Never underestimate the power of experimental science to challenge old assumptions about the world, because 13-year-old Florida native, Lauren Arrington, has just rocked the boat! Ecologists, who study the way that organisms interact with their environment, were shocked when Lauren’s science fair project showed that the ocean-dwelling lionfish can survive in nearly fresh water.
The venomous marine fish is known for its beautiful red, white, brown, and black stripes, and the tentacles that stream outwards from it. “Scientists were doing plenty of tests on them, but they just always assumed they were in the ocean,” explained Lauren to NPR. “So I was like, ‘Well, hey guys, what about the river?'” To really get her hands dirty, Lauren placed lionfish in cages at different locations in a river, but the whole process was getting too complicated. After all, it’s hard to control river conditions in the wild to ensure repeatable results. So, she went to her dad, who has a Ph.D. in fish ecology, and he suggested using fish tanks.

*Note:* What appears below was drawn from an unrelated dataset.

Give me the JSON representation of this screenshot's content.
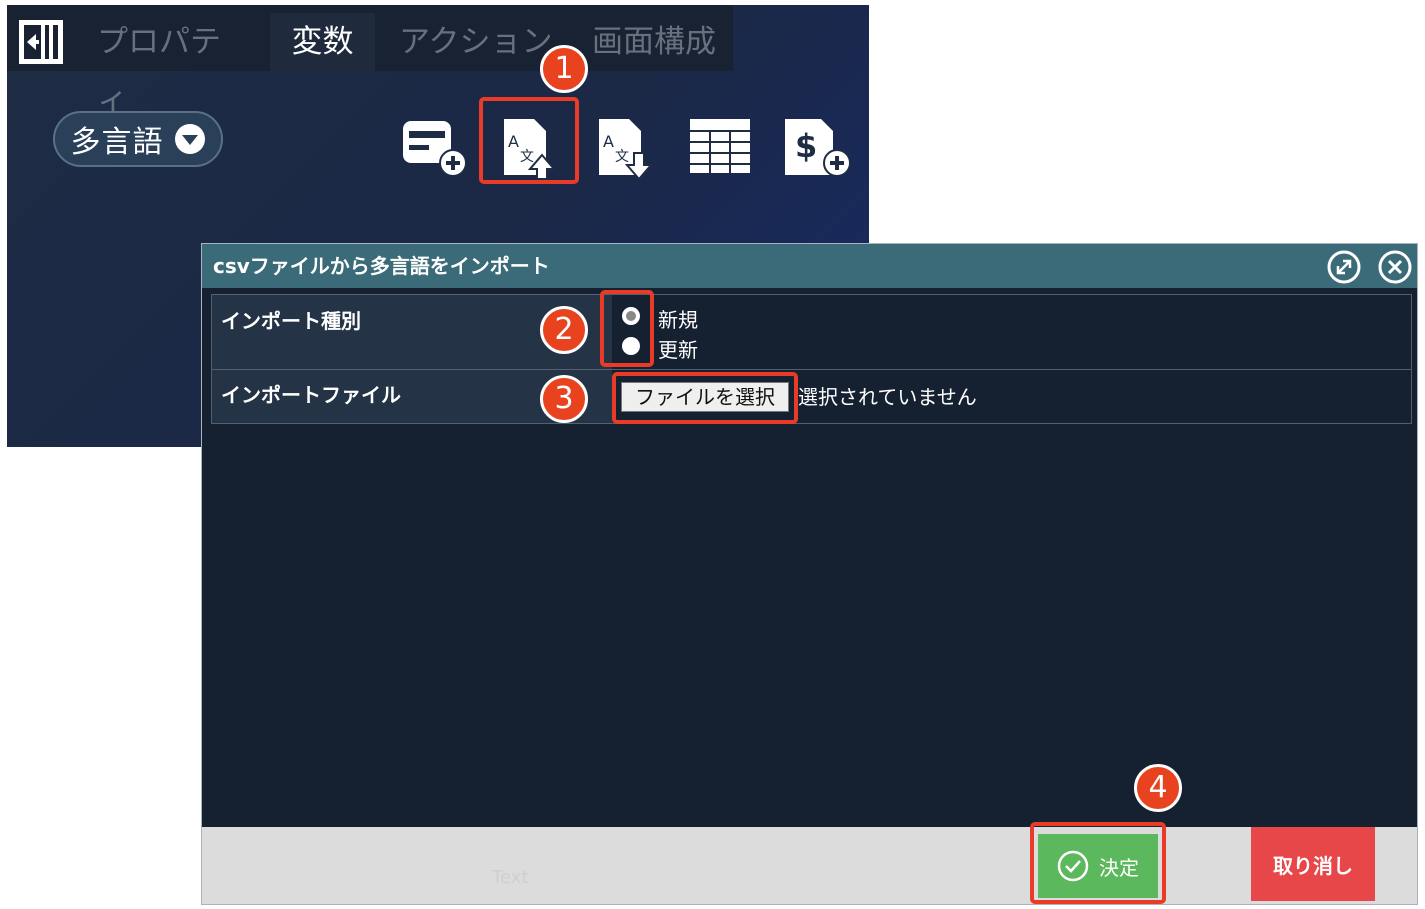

By closely observing 6 lionfish in 6 separate tanks, Lauren carefully made sure they all survived. After all, the science fair organizers said that none of the little guys could die during the project. Although lionfish were known to survive in water with salt levels of 20 parts per thousand (ppt), it was widely believed that any environment less salty than that would be unlivable. Little by little, she reduced the water’s salinity (saltiness), and by the 8th day of her experiment, lionfish were surviving in water that only had 6 ppt! Freshwater, by comparison, is usually less than 0.5 ppt.
Okay, so what’s the big deal? Well, if the lionfish were to migrate upstream in Florida, they have no predators on the coast, so their population would spiral out of control. This could upset the balance of the ecosystem, which is the network of organisms and their environment, because too many of one species tends to gobble up limited resources. Even if that seems like a good thing for the species in the short-term, once there’s no more food, the population pendulum can swing sharply back in the other direction. So, if the lionfish chomped down on their usual diet of small fish, invertebrates (spineless organisms), and mollusks, they could potentially starve themselves and any other animals that share similar eating habits.
Now, Lauren’s discovery can help scientists prepare for possible lionfish invasions into environments they once assumed were too deadly for the fish.
A scientist from North Carolina University, Craig Layman, even described the young lady’s project as “one of the most influential sixth-grade science projects ever conducted.”
Images of Lauren Arrington courtesy of Lauren Arrington. Image of lionfish courtesy of Christian Mehlführer on Wikipedia.